A Joint Vision Statement for Trump and Kim
1. Decided to respect each other’s sovereignty and undertake steps to fundamentally improve and normalize their bilateral relations in the interests of enhancing peace and security in the Indo-Pacific. As a crucial first step in undertaking a new direction in their relations, neither government will have hostile intent toward the other, and both governments confirmed to make every effort to build a new relationship free from past enmity. The United States affirmed that it does not possess and will not introduce nuclear weapons to the Korean Peninsula and has no intention to initiate an attack or invasion of the DPRK with nuclear or conventional weapons. The DPRK affirmed it will not use force of any kind when dealing with countries including but not limited to the United States, the Republic of Korea and Japan.
2. Agreed that their common goal is the complete elimination of nuclear weapons from the Korean Peninsula in a peaceful manner. The DPRK committed to abandoning all nuclear weapons and existing nuclear and ballistic missile programs and returning, at an early date, to the Treaty on the Non-Proliferation of Nuclear Weapons and to IAEA safeguards. Directly-related parties will discuss resolving the DPRK’s security concerns whose resolution will be achieved simultaneously with or soon after the dismantlement of the DPRK’s nuclear and ballistic missile programs. As a first step, the United States will modify its defensive, joint military exercises with the ROK by removing its strategic assets from them. The United States will also refrain from designating new sanctions throughout the denuclearization process and will lift existing sanctions proportionate to denuclearization steps taken by the DPRK.
3. Agreed the United States and its allies and partners will provide for and facilitate a brighter, safer and more prosperous future for the DPRK with the complete elimination of its nuclear and missile programs.
4. Decided to peacefully and constructively resolve key security, political, economic and humanitarian concerns perceived by all parties in the region—the Democratic People’s Republic of Korea, the United States of America, the Republic of Korea, Japan, the People’s Republic of China and the Russian Federation—and to normalize relations among regional parties.
5. Agreed to work toward constructively reducing tensions on the Korean Peninsula and formally ending the Korean War by replacing the 1953 Armistice Agreement with a peace treaty and permanent peace regime established by directly-related parties at an appropriate time and separate forum. The United States and DPRK, in cooperation with their neighbors, aim to build a better future for all people on the Korean Peninsula, establishing durable peace for coexistence and leading to peaceful reunification led by the two Koreas. The ROK will be among the primary parties involved in peace negotiations.
6. The aforementioned consensus will be implemented with the principle of action for action. Any disputes during implementation will be discussed peacefully and promptly between high-level officials or heads of state with the common goals of resolving any and all disputes peacefully and continuing the expeditious implementation of this vision. The ROK, China, Japan and Russia will participate in facilitating the implementation of relevant components in this vision statement at an appropriate time.

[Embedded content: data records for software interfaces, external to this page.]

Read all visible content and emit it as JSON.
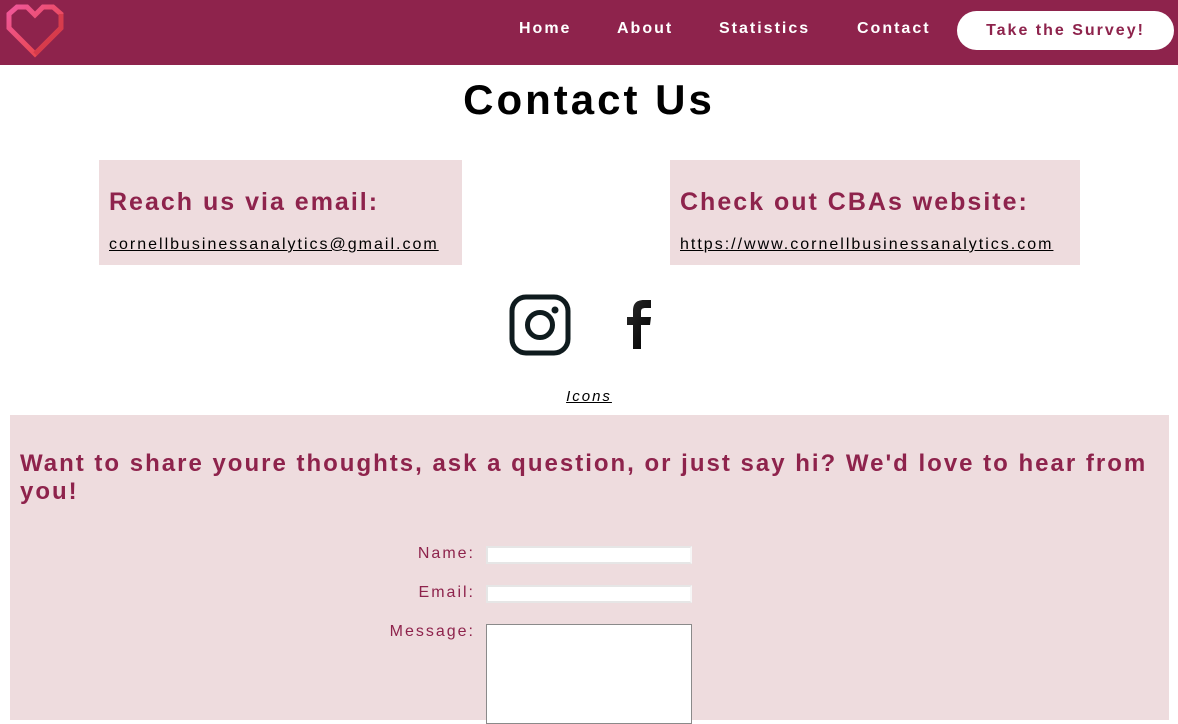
{
  "nav": {
    "logo": "heart-logo",
    "links": [
      "Home",
      "About",
      "Statistics",
      "Contact"
    ],
    "survey_button": "Take the Survey!"
  },
  "page": {
    "title": "Contact Us"
  },
  "cards": {
    "email": {
      "heading": "Reach us via email:",
      "link": "cornellbusinessanalytics@gmail.com"
    },
    "website": {
      "heading": "Check out CBAs website:",
      "link": "https://www.cornellbusinessanalytics.com"
    }
  },
  "social": {
    "icons": [
      "instagram-icon",
      "facebook-icon"
    ],
    "credit": "Icons"
  },
  "form": {
    "heading": "Want to share youre thoughts, ask a question, or just say hi? We'd love to hear from you!",
    "name_label": "Name:",
    "name_value": "",
    "email_label": "Email:",
    "email_value": "",
    "message_label": "Message:",
    "message_value": ""
  },
  "colors": {
    "brand": "#8e234c",
    "panel": "#eedcde",
    "logo_gradient_start": "#f0589b",
    "logo_gradient_end": "#e8423b"
  }
}
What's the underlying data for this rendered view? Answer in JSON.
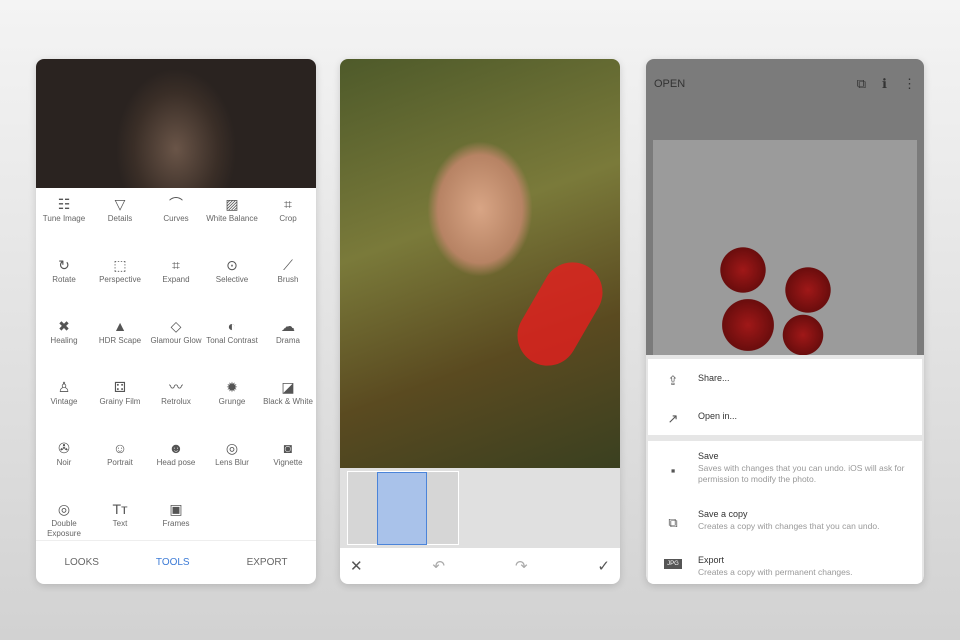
{
  "tools_panel": {
    "tools": [
      {
        "label": "Tune Image",
        "icon": "sliders-icon",
        "glyph": "☷"
      },
      {
        "label": "Details",
        "icon": "triangle-down-icon",
        "glyph": "▽"
      },
      {
        "label": "Curves",
        "icon": "curves-icon",
        "glyph": "⌒"
      },
      {
        "label": "White Balance",
        "icon": "white-balance-icon",
        "glyph": "▨"
      },
      {
        "label": "Crop",
        "icon": "crop-icon",
        "glyph": "⌗"
      },
      {
        "label": "Rotate",
        "icon": "rotate-icon",
        "glyph": "↻"
      },
      {
        "label": "Perspective",
        "icon": "perspective-icon",
        "glyph": "⬚"
      },
      {
        "label": "Expand",
        "icon": "expand-icon",
        "glyph": "⌗"
      },
      {
        "label": "Selective",
        "icon": "selective-icon",
        "glyph": "⊙"
      },
      {
        "label": "Brush",
        "icon": "brush-icon",
        "glyph": "⟋"
      },
      {
        "label": "Healing",
        "icon": "healing-icon",
        "glyph": "✖"
      },
      {
        "label": "HDR Scape",
        "icon": "mountains-icon",
        "glyph": "▲"
      },
      {
        "label": "Glamour Glow",
        "icon": "diamond-icon",
        "glyph": "◇"
      },
      {
        "label": "Tonal Contrast",
        "icon": "tonal-contrast-icon",
        "glyph": "◐"
      },
      {
        "label": "Drama",
        "icon": "cloud-icon",
        "glyph": "☁"
      },
      {
        "label": "Vintage",
        "icon": "lamp-icon",
        "glyph": "♙"
      },
      {
        "label": "Grainy Film",
        "icon": "grainy-film-icon",
        "glyph": "⚃"
      },
      {
        "label": "Retrolux",
        "icon": "mustache-icon",
        "glyph": "〰"
      },
      {
        "label": "Grunge",
        "icon": "grunge-icon",
        "glyph": "✹"
      },
      {
        "label": "Black & White",
        "icon": "black-white-icon",
        "glyph": "◪"
      },
      {
        "label": "Noir",
        "icon": "film-reel-icon",
        "glyph": "✇"
      },
      {
        "label": "Portrait",
        "icon": "face-icon",
        "glyph": "☺"
      },
      {
        "label": "Head pose",
        "icon": "head-pose-icon",
        "glyph": "☻"
      },
      {
        "label": "Lens Blur",
        "icon": "lens-blur-icon",
        "glyph": "◎"
      },
      {
        "label": "Vignette",
        "icon": "vignette-icon",
        "glyph": "◙"
      },
      {
        "label": "Double Exposure",
        "icon": "double-exposure-icon",
        "glyph": "◎"
      },
      {
        "label": "Text",
        "icon": "text-icon",
        "glyph": "Tт"
      },
      {
        "label": "Frames",
        "icon": "frames-icon",
        "glyph": "▣"
      }
    ],
    "nav": {
      "looks": "LOOKS",
      "tools": "TOOLS",
      "export": "EXPORT"
    },
    "accent": "#3d7bd6"
  },
  "brush_panel": {
    "cancel": "✕",
    "undo": "↶",
    "redo": "↷",
    "apply": "✓"
  },
  "export_panel": {
    "open_label": "OPEN",
    "header_icons": {
      "layers": "⧉",
      "info": "ℹ",
      "more": "⋮"
    },
    "menu": [
      {
        "icon": "share-icon",
        "glyph": "⇪",
        "title": "Share...",
        "desc": ""
      },
      {
        "icon": "open-in-icon",
        "glyph": "↗",
        "title": "Open in...",
        "desc": ""
      },
      {
        "icon": "save-icon",
        "glyph": "▪",
        "title": "Save",
        "desc": "Saves with changes that you can undo. iOS will ask for permission to modify the photo."
      },
      {
        "icon": "save-copy-icon",
        "glyph": "⧉",
        "title": "Save a copy",
        "desc": "Creates a copy with changes that you can undo."
      },
      {
        "icon": "jpg-icon",
        "glyph": "JPG",
        "title": "Export",
        "desc": "Creates a copy with permanent changes."
      }
    ]
  }
}
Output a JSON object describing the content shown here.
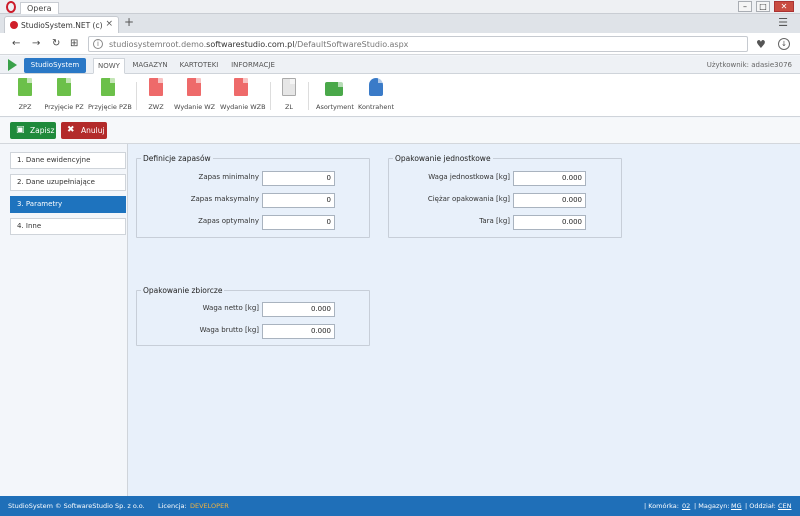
{
  "window": {
    "title": "Opera"
  },
  "browser": {
    "tab_label": "StudioSystem.NET (c) Soft",
    "tab_close": "×",
    "new_tab": "+",
    "url_domain": "studiosystemroot.demo.",
    "url_host": "softwarestudio.com.pl",
    "url_path": "/DefaultSoftwareStudio.aspx"
  },
  "app": {
    "brand_button": "StudioSystem",
    "menu_tabs": [
      "NOWY",
      "MAGAZYN",
      "KARTOTEKI",
      "INFORMACJE"
    ],
    "user": "Użytkownik: adasie3076"
  },
  "ribbon": [
    {
      "label": "ZPZ",
      "icon": "document-green-icon"
    },
    {
      "label": "Przyjęcie PZ",
      "icon": "document-green-icon"
    },
    {
      "label": "Przyjęcie PZB",
      "icon": "document-green-icon"
    },
    {
      "label": "ZWZ",
      "icon": "document-red-icon"
    },
    {
      "label": "Wydanie WZ",
      "icon": "document-red-icon"
    },
    {
      "label": "Wydanie WZB",
      "icon": "document-red-icon"
    },
    {
      "label": "ZL",
      "icon": "document-blank-icon"
    },
    {
      "label": "Asortyment",
      "icon": "boxes-icon"
    },
    {
      "label": "Kontrahent",
      "icon": "person-add-icon"
    }
  ],
  "actions": {
    "save": "Zapisz",
    "cancel": "Anuluj"
  },
  "left_nav": [
    {
      "label": "1. Dane ewidencyjne",
      "active": false
    },
    {
      "label": "2. Dane uzupełniające",
      "active": false
    },
    {
      "label": "3. Parametry",
      "active": true
    },
    {
      "label": "4. Inne",
      "active": false
    }
  ],
  "sections": {
    "stock": {
      "title": "Definicje zapasów",
      "rows": [
        {
          "label": "Zapas minimalny",
          "value": "0"
        },
        {
          "label": "Zapas maksymalny",
          "value": "0"
        },
        {
          "label": "Zapas optymalny",
          "value": "0"
        }
      ]
    },
    "unit_pack": {
      "title": "Opakowanie jednostkowe",
      "rows": [
        {
          "label": "Waga jednostkowa [kg]",
          "value": "0.000"
        },
        {
          "label": "Ciężar opakowania [kg]",
          "value": "0.000"
        },
        {
          "label": "Tara [kg]",
          "value": "0.000"
        }
      ]
    },
    "bulk_pack": {
      "title": "Opakowanie zbiorcze",
      "rows": [
        {
          "label": "Waga netto [kg]",
          "value": "0.000"
        },
        {
          "label": "Waga brutto [kg]",
          "value": "0.000"
        }
      ]
    }
  },
  "footer": {
    "copyright": "StudioSystem © SoftwareStudio Sp. z o.o.",
    "license_label": "Licencja:",
    "license_value": "DEVELOPER",
    "cell_label": "| Komórka:",
    "cell_value": "02",
    "warehouse_label": "| Magazyn:",
    "warehouse_value": "MG",
    "branch_label": "| Oddział:",
    "branch_value": "CEN"
  },
  "colors": {
    "accent": "#1e73be",
    "save": "#1f8a3b",
    "cancel": "#b32a2a",
    "license": "#f6b33a"
  }
}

7. The governments of the United States of America and the Democratic People’s Republic of Korea agreed to meet regularly at working-, high- and summit levels, and with other concerned parties, as needed to implement this vision expeditiously.
Some of the language above would be of no surprise to seasoned Korea watchers because they borrow from past agreements including the 2000 U.S.-North Korea Joint Communique and the 2005 Six-Party Joint Statement. Such recycling of key principles and outcomes is inevitable because fundamental bargaining chips and wish lists on both sides have not drastically changed over the decades. The new and ever more complex components now are programs that involve missiles and highly enriched uranium.
It certainly would be preferable if a vision statement outlined a timetable with specific first steps required by North Korea, like an initial down payment, to credibly show its commitment to denuclearization and corresponding U.S. measures. It would still be a success if such measures were specified in a separate document, but it would also be a good outcome if these delicate and highly technical details were negotiated in follow-on meetings. First steps could include many scenarios such as credibly dismantling some enrichment and reprocessing facilities or perhaps even shipping some nuclear weapons abroad in a short period of time as recently suggested by Bruce Bennett. But the trickier part would be providing corresponding U.S. measures that are reasonable and proportionate in Washington’s eyes and satisfactory in Pyongyang’s eyes.